Mickelson Repeated To Media Matters That "One Or Two" People Would Be Forced Into Work To Make Threat Of Compelled Labor Credible. In an interview with Media Matters' senior reporter Joe Strupp, Mickelson said he believed that authorities would have to actually force "one or two people" to work for the threatening signs to be credible:
Asked if he believed any of the GOP candidates would agree with his plan, Mickelson claimed, "most of them would understand my point isn't serious, the point is philosophical." (Mickelson told a caller during his radio show, "you think I'm just pulling your leg. I am not.")
He claimed that the intention of the plan was to scare people out of the state, but conceded that you may have to force "one or two people" into servitude to make a point.
"If you actually did it you would never have to do that, all you have to do is put up a sign," he claimed. "It is the cheapest." But he later stressed that "maybe one or two people" would have to be forced to work in a "highly visible fashion, the problem solves itself. You'll have a vast sucking sound of illegals departing the state." [Media Matters, 8/19/15]
Mickelson Acknowledged That Media Matters "Included The (Audio) Of My Comments In Context"
Des Moines Register: Mickelson Said Media Matters Quoted His Comments "In Context." After Media Matters published a transcript of Mickelson's immigration policy proposal from his August 17 show, The Des Moines Register reached out to the radio host for comment. Mickelson told the newspaper that Media Matters reported his comments "in context," but then he tried to back away from his own words:
Media Matters, a liberal website that says it monitors and corrects "conservative misinformation," flagged Mickelson's remarks after his morning talk show Monday on WHO Radio in Des Moines.

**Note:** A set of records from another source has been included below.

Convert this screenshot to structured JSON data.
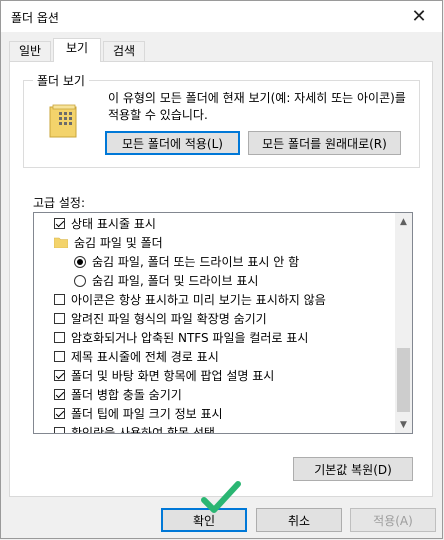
{
  "window": {
    "title": "폴더 옵션",
    "close": "✕"
  },
  "tabs": [
    {
      "label": "일반",
      "active": false
    },
    {
      "label": "보기",
      "active": true
    },
    {
      "label": "검색",
      "active": false
    }
  ],
  "folder_view": {
    "group_title": "폴더 보기",
    "description": "이 유형의 모든 폴더에 현재 보기(예: 자세히 또는 아이콘)를 적용할 수 있습니다.",
    "apply_button": "모든 폴더에 적용(L)",
    "reset_button": "모든 폴더를 원래대로(R)"
  },
  "advanced": {
    "label": "고급 설정:",
    "items": [
      {
        "type": "checkbox",
        "checked": true,
        "label": "상태 표시줄 표시",
        "indent": 1
      },
      {
        "type": "folder",
        "checked": false,
        "label": "숨김 파일 및 폴더",
        "indent": 1
      },
      {
        "type": "radio",
        "checked": true,
        "label": "숨김 파일, 폴더 또는 드라이브 표시 안 함",
        "indent": 2
      },
      {
        "type": "radio",
        "checked": false,
        "label": "숨김 파일, 폴더 및 드라이브 표시",
        "indent": 2
      },
      {
        "type": "checkbox",
        "checked": false,
        "label": "아이콘은 항상 표시하고 미리 보기는 표시하지 않음",
        "indent": 1
      },
      {
        "type": "checkbox",
        "checked": false,
        "label": "알려진 파일 형식의 파일 확장명 숨기기",
        "indent": 1
      },
      {
        "type": "checkbox",
        "checked": false,
        "label": "암호화되거나 압축된 NTFS 파일을 컬러로 표시",
        "indent": 1
      },
      {
        "type": "checkbox",
        "checked": false,
        "label": "제목 표시줄에 전체 경로 표시",
        "indent": 1
      },
      {
        "type": "checkbox",
        "checked": true,
        "label": "폴더 및 바탕 화면 항목에 팝업 설명 표시",
        "indent": 1
      },
      {
        "type": "checkbox",
        "checked": true,
        "label": "폴더 병합 충돌 숨기기",
        "indent": 1
      },
      {
        "type": "checkbox",
        "checked": true,
        "label": "폴더 팁에 파일 크기 정보 표시",
        "indent": 1
      },
      {
        "type": "checkbox",
        "checked": false,
        "label": "확인란을 사용하여 항목 선택",
        "indent": 1
      }
    ],
    "restore_button": "기본값 복원(D)"
  },
  "footer": {
    "ok": "확인",
    "cancel": "취소",
    "apply": "적용(A)"
  },
  "colors": {
    "accent": "#0078d7",
    "checkmark": "#2bb673",
    "folder": "#f3d36b"
  }
}
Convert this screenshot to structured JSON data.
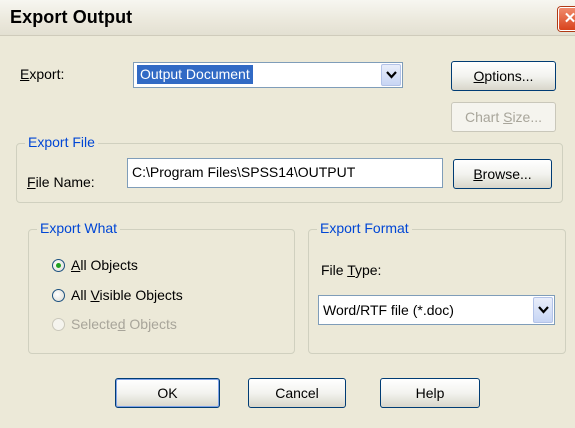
{
  "window": {
    "title": "Export Output",
    "close_glyph": "✕"
  },
  "export": {
    "label_prefix": "",
    "label_key": "E",
    "label_rest": "xport:",
    "selected": "Output Document"
  },
  "buttons": {
    "options": {
      "key": "O",
      "rest": "ptions..."
    },
    "chart_size": {
      "pre": "Chart ",
      "key": "S",
      "rest": "ize..."
    },
    "browse": {
      "key": "B",
      "rest": "rowse..."
    },
    "ok": "OK",
    "cancel": "Cancel",
    "help": "Help"
  },
  "export_file": {
    "legend": "Export File",
    "file_name_key": "F",
    "file_name_rest": "ile Name:",
    "value": "C:\\Program Files\\SPSS14\\OUTPUT"
  },
  "export_what": {
    "legend": "Export What",
    "options": [
      {
        "key": "A",
        "rest": "ll Objects",
        "checked": true,
        "enabled": true
      },
      {
        "pre": "All ",
        "key": "V",
        "rest": "isible Objects",
        "checked": false,
        "enabled": true
      },
      {
        "pre": "Selecte",
        "key": "d",
        "rest": " Objects",
        "checked": false,
        "enabled": false
      }
    ]
  },
  "export_format": {
    "legend": "Export Format",
    "file_type_pre": "File ",
    "file_type_key": "T",
    "file_type_rest": "ype:",
    "selected": "Word/RTF file (*.doc)"
  },
  "colors": {
    "accent": "#0046d5",
    "selection": "#316ac5",
    "dialog_bg": "#ece9d8"
  },
  "icons": {
    "close": "close-icon",
    "dropdown": "chevron-down-icon",
    "radio_dot": "radio-dot-icon"
  }
}
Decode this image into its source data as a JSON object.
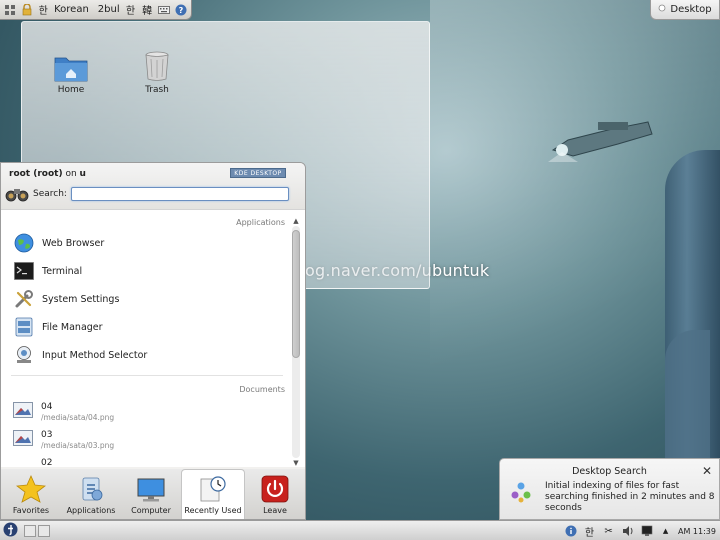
{
  "input_panel": {
    "language_label": "Korean",
    "keyboard_label": "2bul",
    "hangul_glyph": "한",
    "hanja_glyph": "韓",
    "help_glyph": "?"
  },
  "desktop_button": {
    "label": "Desktop"
  },
  "desktop_icons": [
    {
      "label": "Home"
    },
    {
      "label": "Trash"
    }
  ],
  "watermark": "blog.naver.com/ubuntuk",
  "kickoff": {
    "user": "root (root)",
    "on_label": "on",
    "host": "u",
    "badge": "KDE DESKTOP",
    "search_label": "Search:",
    "search_value": "",
    "applications_header": "Applications",
    "applications": [
      {
        "label": "Web Browser",
        "icon": "globe-icon"
      },
      {
        "label": "Terminal",
        "icon": "terminal-icon"
      },
      {
        "label": "System Settings",
        "icon": "tools-icon"
      },
      {
        "label": "File Manager",
        "icon": "file-manager-icon"
      },
      {
        "label": "Input Method Selector",
        "icon": "input-method-icon"
      }
    ],
    "documents_header": "Documents",
    "documents": [
      {
        "title": "04",
        "path": "/media/sata/04.png"
      },
      {
        "title": "03",
        "path": "/media/sata/03.png"
      },
      {
        "title": "02",
        "path": ""
      }
    ],
    "tabs": [
      {
        "label": "Favorites",
        "icon": "star-icon"
      },
      {
        "label": "Applications",
        "icon": "applications-icon"
      },
      {
        "label": "Computer",
        "icon": "computer-icon"
      },
      {
        "label": "Recently Used",
        "icon": "recently-used-icon",
        "active": true
      },
      {
        "label": "Leave",
        "icon": "power-icon"
      }
    ]
  },
  "notification": {
    "title": "Desktop Search",
    "body": "Initial indexing of files for fast searching finished in 2 minutes and 8 seconds",
    "close_glyph": "✕"
  },
  "panel": {
    "clock": "AM 11:39",
    "hangul_glyph": "한"
  },
  "colors": {
    "accent": "#6a8fc1",
    "leave_red": "#c8211d"
  }
}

"So if you are here without our permission," Mickelson said on his show Monday, "and we have given you two months to leave, and you're still here, and we find that you're still here after we we've given you the deadline to leave, then you become property of the state of Iowa. And we have a job for you. And we start using compelled labor. The people who are here illegally would therefore be owned by the state and become an asset of the state rather than a liability. And we start inventing jobs for them to do."
Media Matters wrote a headline that says Mickelson wants to "enslave undocumented immigrants unless they leave."
Mickelson told The Des Moines Register Thursday that he thinks "the outrage from the Media Matters ditto heads is contrived. They included the (audio) of my comments in context which is good, but almost nobody is listening to the premise, just looking at headline. 'Talk host wants to enslave immigrants.' "
Mickelson said he was responding to Fox News and a couple of presidential candidates, including Republican Donald Trump.
"They said it would be too expensive to deport 11 million illegals. And Trump wants to make Mexico pay for the wall. I said, 'We could fix two things the same way: Have the illegals build the wall and in Iowa put up some signs saying after 60 days illegals have to leave or become property of the state, indentured for service. In essence, illegals would volunteer by staying despite the notice,' " Mickelson told the Register. [The Des Moines Register, 8/20/15]